Our all-time favourite is walking. Sounds boring I know. What most would consider it cumbersome, we see as a different method of exploring.
We find the cool looking alleys by walking down a new street, or the amazing little food stall because we got lost. Here in Vietnam especially since Google maps isn’t a hundred percent accurate lol.
Oh, and the dreaded P-T, public transport. We only have experience with this in Cambodia and Vietnam but we try to avoid it in general. Some may consider it a good option, but we’ll fess up to not having enough patience for that one.
Okay, spit it out!

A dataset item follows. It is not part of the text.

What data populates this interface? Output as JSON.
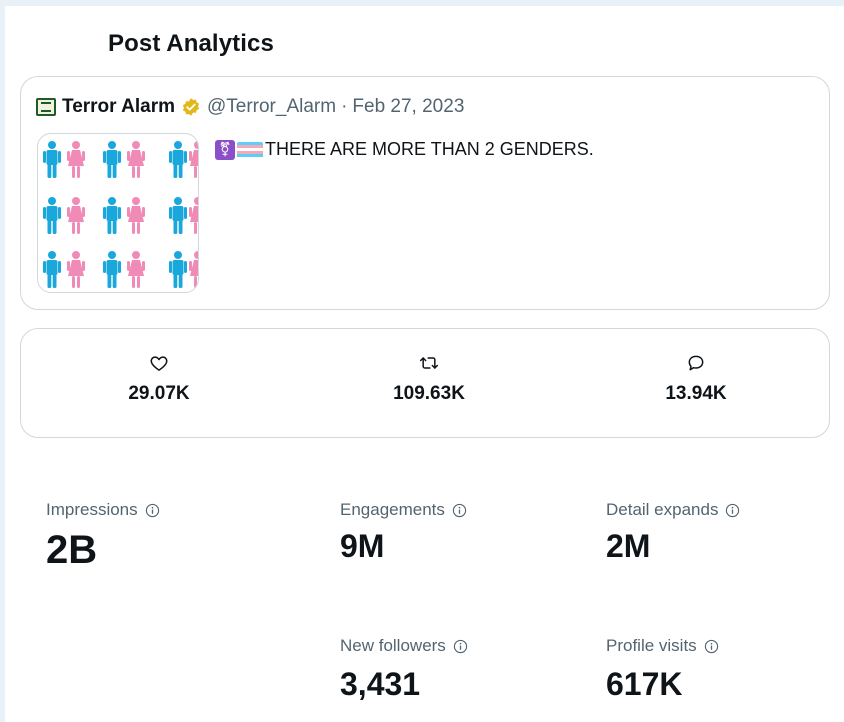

There are times where our intended destination is a little too far out for foot patrol. Or our adventure has kept us out till the wee hours of the morning, those are the times we Grab it.
Grab is South East Asia’s version of Uber. In fact, Uber recently sold its South East Asia division to Grab. And that makes Grab the only share-ride provider in Vietnam.
Apart from the fact that it’s the only share ride provider here, it’s an affordable option to boot. Let’s face it, southeast Asia is cheap, that’s why we’re all here. It’s a destination where you get more bang for your buck. One of the best features for us is the option to by pay cash instead of credit cards. Those who travel regularly will understand the constant frustration of cards not being accepted in perceived ‘dodgy’ areas or countries. Ugh, just thinking about it give me a headache lol.
Grab has a few ride and price options available. Starting with the bike riders all the way through to cars and seven-seaters.
The latter is a great option if you want to head to an attraction or event and you have a group of say 4+. A cheap bus ticket may seem like a better option until you work out the cost between a few of you. If you split it between four to seven people, Grab could be a cheaper option. Not to mention, the no waiting on a bus when you’re hot and tired either.
Also, unlike a bus, you can track your driver and see exactly where they are. The app allows you to see where the vehicle is at all times. For the solo travellers out there, this could be useful too. Tracking your movements during the ride means you can see where you are going. If that doesn’t go to plan, then there is the emergency feature of the app or reaching out to someone you trust.
I wish I could elaborate more on that option but we’ve not had the need to use it. If anybody out there can give us a bit more info on it, it would great thanks!
They have discounts!
Another awesome thing about Grab is that we receive new discount codes all the time. The trick here is to actually pay attention to the notifications and emails you get from them. Sure, there is a bit of advertising and yes, it’s in Vietnamese, but easy to translate. Google is kind of your friend? Ha-ha.
Those little gems will either get you further or save you a bit more dosh. Don’t see that happening with tuk-tuks and rickshaws.
How do I Grab it?
If you want a quick guide on registering and using Grab see our quick guide, Registering and using Grab Share Ride. If you’re new and want to earn yourself a first ride discount there is one catch. You have to click on the link before you register online or you will miss out.
We’ve also created a vlog on Grab.
Well, that’s out delightful insight into southeast Asia traffic. Again, if you would like to add this, please feel free to leave a comment.
If this is your first visit to our blog, please check out our other, uhm, masterpieces ha-ha!
Thanks for reading and see you in the next post..